Nutritionist vs Dietician: Which Suits You Better?

If you’re entering the world of nutritional care and wondering which career to pursue, then this post is for you. Nutritionist vs Dietician – which is your destiny? Check out the key differences and decide.

Nutritionist vs Dietician
Nutritionist vs Dietician

Nutritionist vs Dietician: What are they?

A nutritionist is a person who advises others on nutrition and food knowledge to promote healthy societies. Nutritionists are not necessarily certificated and often specialize in particular areas, such as sports, public health, or animal.

Whereas, a dietician is a health professional with a degree specializing in food and nutrition. They promote and optimize the health of individuals and communities by identifying, preventing and treating disease-related malnutrition and in conducting medical nutrition therapy, through the science of nutrition. 

You would be referred to a dietitian if your needs are medical (such as diabetes, kidney disease, or cancer) or a nutritionist if you aim to lose weight or improve your overall health.

Day-to-day Tasks

Nutritionists use a holistic approach to assist their clients in improving their eating habits and living healthy lifestyles. Nutritionist jobs may focus on weight loss, nutritional or hormonal balance, digestion, or food allergies. 

Day-to-day Tasks
Day-to-day Tasks

A nutritionist’s roles often include:

  • Create diet and exercise plans for clients
  • Educate patients and clients about food selection and nutrition principles
  • Schedule regular meetings with clients
  • Provide group cooking classes or recipe books
  • Give presentations about nutrition, diet, and food
  • Provide direction and motivation to help a person adjust their lifestyle for improved dietary behaviours. 

Both of these two careers are jobs that you can work remotely. While you usually find a nutritionist being self-employed and maintaining their own practice, a dietician often works alongside doctors, nurses, or other health practitioners in hospitals and clinics.  

Dieticians won’t simply offer up a meal plan or diet plan, they aim to provide custom-tailored advice to help meet customers’ needs and specific challenges. They often work with clients who have medical conditions like diabetes, coeliac disease, eating disorders, or allergies.

 A dietician’s roles often include:

  • Make a meal plan for general patients, for special requests, or for critical needs
  • Counsel and sustain patient morale
  • Maintain documentation from aides and management as a daily routine
  • Follow up what has or hasn’t worked for a patient to provide proper meals afterward
  • Ensure the cleanliness of a workspace and proper use of utensils during food preparation
  • Educate health professionals and the public about nutrition

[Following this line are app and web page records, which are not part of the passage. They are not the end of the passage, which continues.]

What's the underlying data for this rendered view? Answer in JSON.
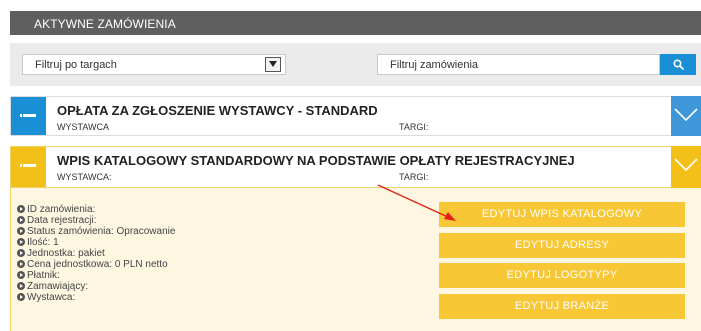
{
  "header": {
    "title": "AKTYWNE ZAMÓWIENIA"
  },
  "filters": {
    "fair_select_value": "Filtruj po targach",
    "order_search_placeholder": "Filtruj zamówienia"
  },
  "orders": [
    {
      "title": "OPŁATA ZA ZGŁOSZENIE WYSTAWCY - STANDARD",
      "exhibitor_label": "WYSTAWCA",
      "fair_label": "TARGI:",
      "state": "collapsed"
    },
    {
      "title": "WPIS KATALOGOWY STANDARDOWY NA PODSTAWIE OPŁATY REJESTRACYJNEJ",
      "exhibitor_label": "WYSTAWCA:",
      "fair_label": "TARGI:",
      "state": "expanded",
      "details": [
        "ID zamówienia:",
        "Data rejestracji:",
        "Status zamówienia: Opracowanie",
        "Ilość: 1",
        "Jednostka: pakiet",
        "Cena jednostkowa: 0 PLN netto",
        "Płatnik:",
        "Zamawiający:",
        "Wystawca:"
      ],
      "actions": [
        "EDYTUJ WPIS KATALOGOWY",
        "EDYTUJ ADRESY",
        "EDYTUJ LOGOTYPY",
        "EDYTUJ BRANŻE"
      ]
    }
  ],
  "colors": {
    "header_bg": "#5f5f5f",
    "accent_blue": "#1a8fd6",
    "accent_yellow": "#f3c019",
    "button_yellow": "#f8c735",
    "annotation_arrow": "#e3201b"
  },
  "icons": {
    "search": "search-icon",
    "dropdown": "chevron-down-icon",
    "collapse": "minus-icon",
    "expand": "chevron-down-icon",
    "bullet": "circle-arrow-right-icon"
  }
}
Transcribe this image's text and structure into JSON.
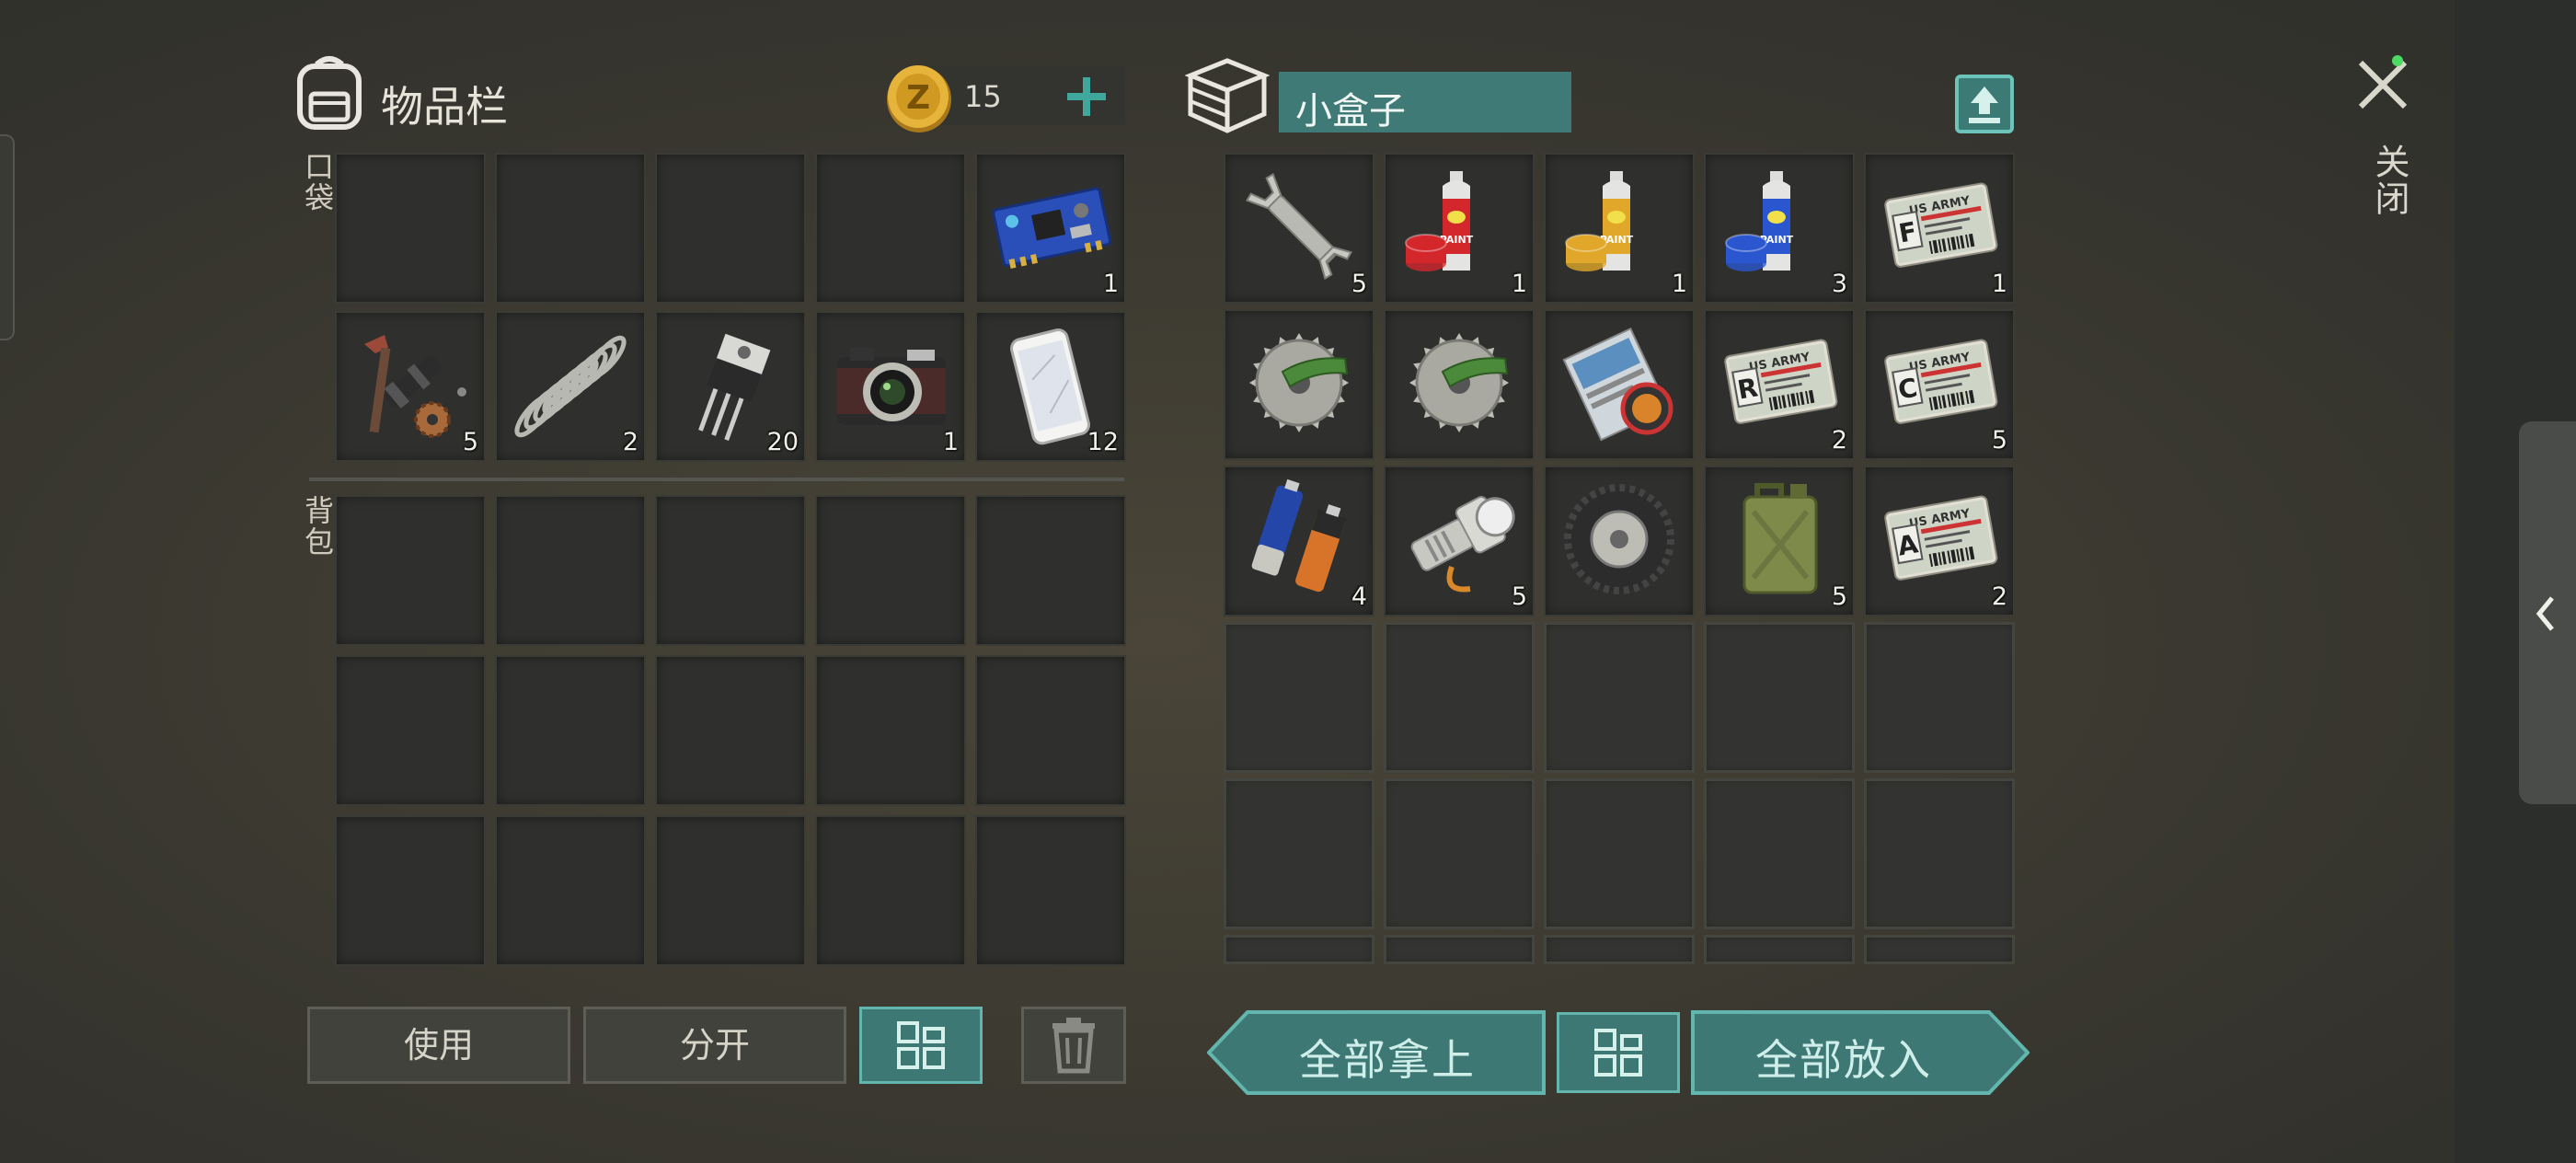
{
  "inventory": {
    "title": "物品栏",
    "coins": "15",
    "pocket_label": "口袋",
    "backpack_label": "背包",
    "pocket_items": [
      {
        "icon": "empty"
      },
      {
        "icon": "empty"
      },
      {
        "icon": "empty"
      },
      {
        "icon": "empty"
      },
      {
        "icon": "circuit-board-icon",
        "count": "1"
      },
      {
        "icon": "tool-parts-icon",
        "count": "5"
      },
      {
        "icon": "spring-icon",
        "count": "2"
      },
      {
        "icon": "transistor-icon",
        "count": "20"
      },
      {
        "icon": "camera-icon",
        "count": "1"
      },
      {
        "icon": "smartphone-icon",
        "count": "12"
      }
    ]
  },
  "container": {
    "title": "小盒子",
    "items": [
      {
        "icon": "wrench-icon",
        "count": "5"
      },
      {
        "icon": "spray-paint-red-icon",
        "count": "1",
        "color": "#d3272c"
      },
      {
        "icon": "spray-paint-yellow-icon",
        "count": "1",
        "color": "#e0a72a"
      },
      {
        "icon": "spray-paint-blue-icon",
        "count": "3",
        "color": "#2a57cf"
      },
      {
        "icon": "army-card-f-icon",
        "count": "1",
        "letter": "F"
      },
      {
        "icon": "saw-blade-icon",
        "count": ""
      },
      {
        "icon": "saw-blade-icon",
        "count": ""
      },
      {
        "icon": "magazine-icon",
        "count": ""
      },
      {
        "icon": "army-card-r-icon",
        "count": "2",
        "letter": "R"
      },
      {
        "icon": "army-card-c-icon",
        "count": "5",
        "letter": "C"
      },
      {
        "icon": "batteries-icon",
        "count": "4"
      },
      {
        "icon": "flashlight-icon",
        "count": "5"
      },
      {
        "icon": "tire-icon",
        "count": ""
      },
      {
        "icon": "jerrycan-icon",
        "count": "5"
      },
      {
        "icon": "army-card-a-icon",
        "count": "2",
        "letter": "A"
      }
    ],
    "card_text": "US ARMY",
    "paint_text": "PAINT"
  },
  "buttons": {
    "use": "使用",
    "split": "分开",
    "take_all": "全部拿上",
    "put_all": "全部放入"
  },
  "close_label": "关闭",
  "colors": {
    "accent": "#3e7875",
    "accent_border": "#62b6ae",
    "notify_dot": "#4cd964"
  }
}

Basic Requirements

In the United States, anyone can call themselves a nutritionist as there are no government or industry regulations on the term. There are no educational requirements or guidelines for the term, so anyone offering general nutritional advice can call themselves a nutritionist.

Basic Requirements
Basic Requirements

Nevertheless, you might earn advanced degrees and nutritionist certification to obtain the protected title of certified nutrition specialist (CNS) or a Registered Dietitian Nutritionist (RDN) credential. 

Meanwhile, dietitian jobs require:

  • A bachelor’s degree approved by the Accreditation Council for Education in Nutrition and Dietetics
  • Supervised experience at an accredited healthcare facility, community agency, or foodservice corporation
  • A national exam assessed by the Commission on Dietetic Registration
  • Continuing professional education requirements – you may have to be re-assessed each year


Typically, there is no big difference between the salaries of these two jobs. In the United States, the average nutritionist salary is $45,392 per year, as of May 2021, about $10,000 lower compared to that of a dietician. Depending on education, certifications, additional skills, and the number of years you have spent in your profession, you can earn up to $77,000 per year when pursuing nutrition and dietetics careers.

Nutritionist vs Dietician: Conclusion

Although dietitians and nutritionists both help people design the best diets and foods to meet their health needs, they have different responsibilities, requirements, and benefits. And the biggest difference comes to their purpose: nutritionists focus on losing weight and improving overall health while dietitians meet medical needs for patients with diabetes, or kidney disease.